PLAB 1 validity and English language evidence
To reflect the impact the coronavirus pandemic has had across the world, we’re being more flexible with both the English language evidence required for registration, and the validity of PLAB 1.
PLAB 1 validity
We understand that some doctors’ PLAB 1 results will expire before they can sit PLAB 2. If you passed your PLAB 1 assessment from 15 March 2018 onward, we’ve extended the validity of your test pass from two to three years to give you more time to book onto PLAB 2. All those who passed PLAB 1 in 2018 will be able to book a PLAB 2 place in March, even if it is more than three years after their PLAB 1 date.
English language evidence for PLAB 1
Your English language evidence must be less than two years old on the day you sit PLAB 1.
Because not all countries are currently holding in person English language exams, we’ll accept the online IELTS indicator test as an additional option when booking your PLAB 1 test. Indicator tests are accepted for PLAB 1 only and won't be accepted as evidence when applying for registration.
We’ll also consider, on a case by case basis, whether it is possible to extend the validity of English language evidence for those who’ve been disadvantaged by PLAB cancellations and who need to book a further PLAB 1 test.
We’ll review this temporary arrangement when we have more information about the re-opening of test centres.
English language evidence for registration
Your English language evidence must be less than two years old when you register with us.
Your ability to communicate safely with your patients in English is fundamental to safe practice, so we need to make sure your language skills are up to date. A good level of English will also help you to settle into your jobs in the UK and build strong relationships with colleagues.
Language skills can start to deteriorate after two years if they’re not used regularly. That’s why it’s vital that you’re able to evidence your ability to read, write and speak in English within that period.
We know that for some candidates, delays in taking PLAB 2 could mean that their English language evidence will expire before they can register with us. If you’re in this situation there are several different ways you can demonstrate your knowledge of English.
If my English language evidence is due to expire before I can register, what are my options?

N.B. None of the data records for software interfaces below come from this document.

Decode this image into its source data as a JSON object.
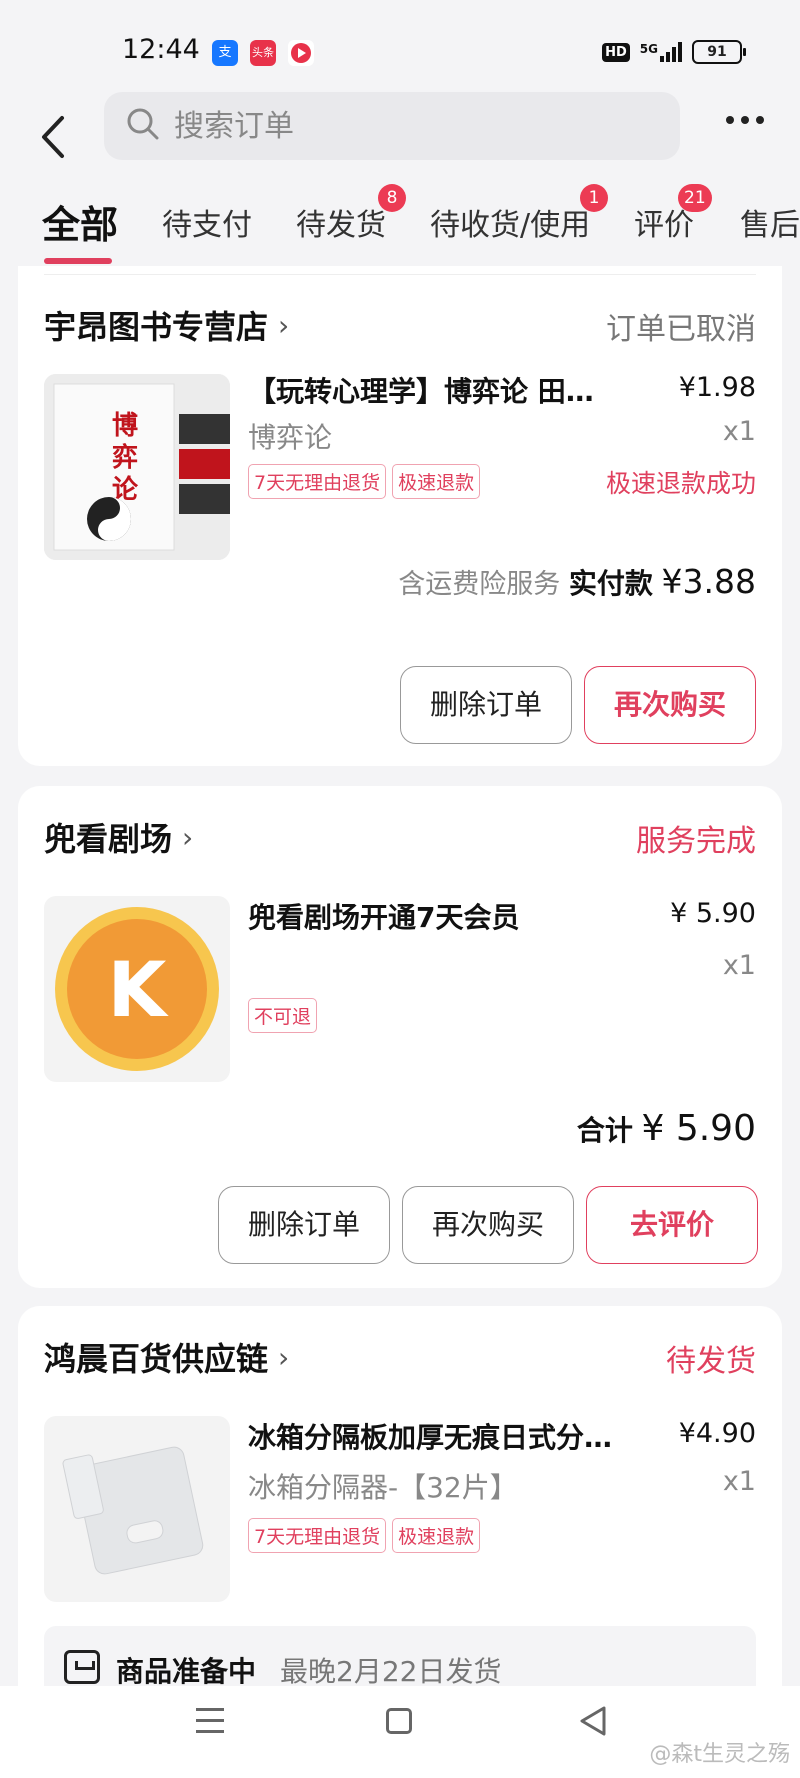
{
  "status_bar": {
    "time": "12:44",
    "apps": [
      "alipay-icon",
      "toutiao-icon",
      "video-icon"
    ],
    "hd": "HD",
    "network": "5G",
    "battery": "91"
  },
  "header": {
    "search_placeholder": "搜索订单"
  },
  "tabs": [
    {
      "label": "全部",
      "badge": ""
    },
    {
      "label": "待支付",
      "badge": ""
    },
    {
      "label": "待发货",
      "badge": "8"
    },
    {
      "label": "待收货/使用",
      "badge": "1"
    },
    {
      "label": "评价",
      "badge": "21"
    },
    {
      "label": "售后",
      "badge": ""
    }
  ],
  "orders": [
    {
      "store": "宇昂图书专营店",
      "status": "订单已取消",
      "status_color": "#777777",
      "product": "【玩转心理学】博弈论 田忌赛马",
      "price": "¥1.98",
      "spec": "博弈论",
      "qty": "x1",
      "tags": [
        "7天无理由退货",
        "极速退款"
      ],
      "refund_status": "极速退款成功",
      "total_prefix": "含运费险服务",
      "total_label": "实付款",
      "total_amount": "¥3.88",
      "buttons": [
        "删除订单",
        "再次购买"
      ],
      "thumb_text": "博弈论"
    },
    {
      "store": "兜看剧场",
      "status": "服务完成",
      "status_color": "#e0405e",
      "product": "兜看剧场开通7天会员",
      "price": "¥ 5.90",
      "qty": "x1",
      "tags": [
        "不可退"
      ],
      "total_label": "合计",
      "total_amount": "¥ 5.90",
      "buttons": [
        "删除订单",
        "再次购买",
        "去评价"
      ],
      "thumb_text": "K"
    },
    {
      "store": "鸿晨百货供应链",
      "status": "待发货",
      "status_color": "#e0405e",
      "product": "冰箱分隔板加厚无痕日式分隔板",
      "price": "¥4.90",
      "spec": "冰箱分隔器-【32片】",
      "qty": "x1",
      "tags": [
        "7天无理由退货",
        "极速退款"
      ],
      "shipping_label": "商品准备中",
      "shipping_note": "最晚2月22日发货"
    }
  ],
  "watermark": "@森t生灵之殇",
  "colors": {
    "accent": "#e0405e",
    "background": "#f4f4f6"
  }
}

If your OET or IELTS result is more than two years old, you can still demonstrate that you’ve kept your English language up to date. You can do this by sending us your expired IELTS/OET certificate and one of the following:

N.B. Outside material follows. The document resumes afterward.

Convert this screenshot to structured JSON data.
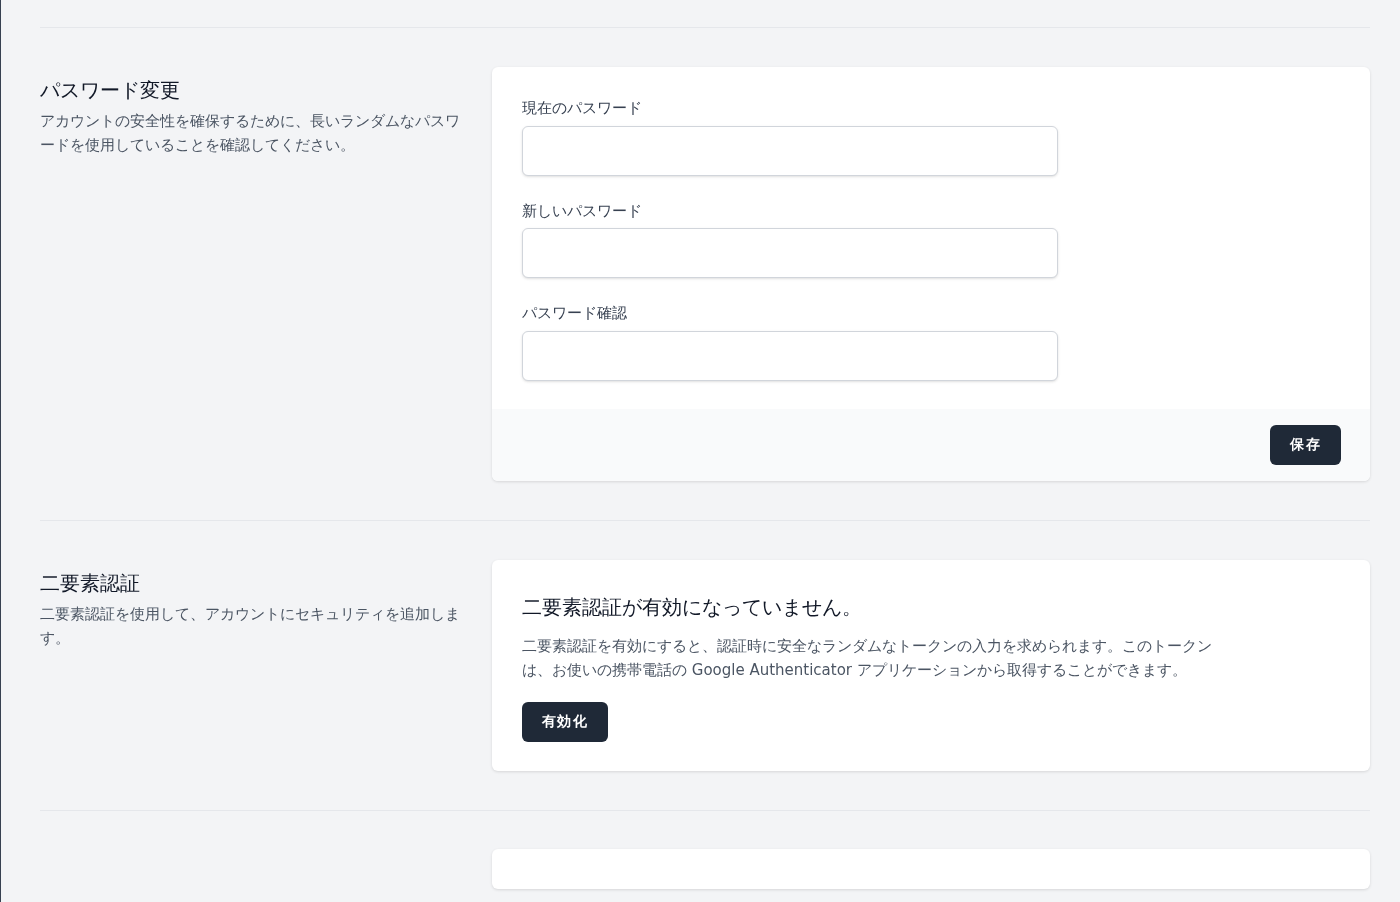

- a reference from a tutor/lecturer of a postgraduate course or from an employer who is based in a country where English is the first and native language,
- evidence of a language test you’ve passed for registration with a medical regulatory authority in a country where English is the first and native language. This must be less than two years old,

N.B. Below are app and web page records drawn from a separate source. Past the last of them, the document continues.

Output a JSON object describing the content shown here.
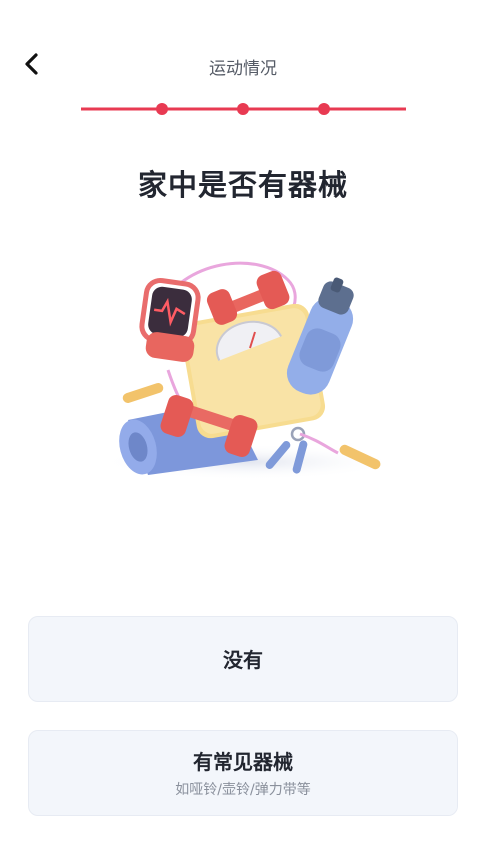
{
  "header": {
    "title": "运动情况",
    "back_icon": "chevron-left-icon"
  },
  "progress": {
    "steps": 4,
    "current_step": 4,
    "accent_color": "#e83a52"
  },
  "question": {
    "heading": "家中是否有器械"
  },
  "illustration": {
    "icon": "fitness-equipment-illustration"
  },
  "options": [
    {
      "label": "没有"
    },
    {
      "label": "有常见器械",
      "sublabel": "如哑铃/壶铃/弹力带等"
    }
  ]
}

- if you have a UK job offer, completed by the doctor who appointed you.
The evidence you provide must cover the period from when your language test expired to when you apply for registration.
You can also retake IELTS or OET again. However, we know that this has financial implications and not everyone will have access to these tests.
If your original evidence has expired and you’re not able to take another IELTS or OET test, we’ll consider any other evidence that you may want to submit to demonstrate your English language competence at the point of registration.
This evidence will need to show how you’ve maintained your language skills from the expiry date of your original evidence up until your application for registration. Your evidence must:
- clearly demonstrate that you can read, write and interact with patients and healthcare colleagues in English
- be recent, independent and objective
- be able to be verified by us, eg by contacting recognised medical institutions, healthcare employers or other relevant organisations.
The evidence will be reviewed by a decision maker to decide if it meets the required standard.
In these unprecedented circumstances, we’re being as flexible as we can be while upholding our responsibility for patient safety and making sure all doctors practising in the UK have the required English language skills. We’ll continue to keep the situation, and our processes under review, for the duration of the pandemic.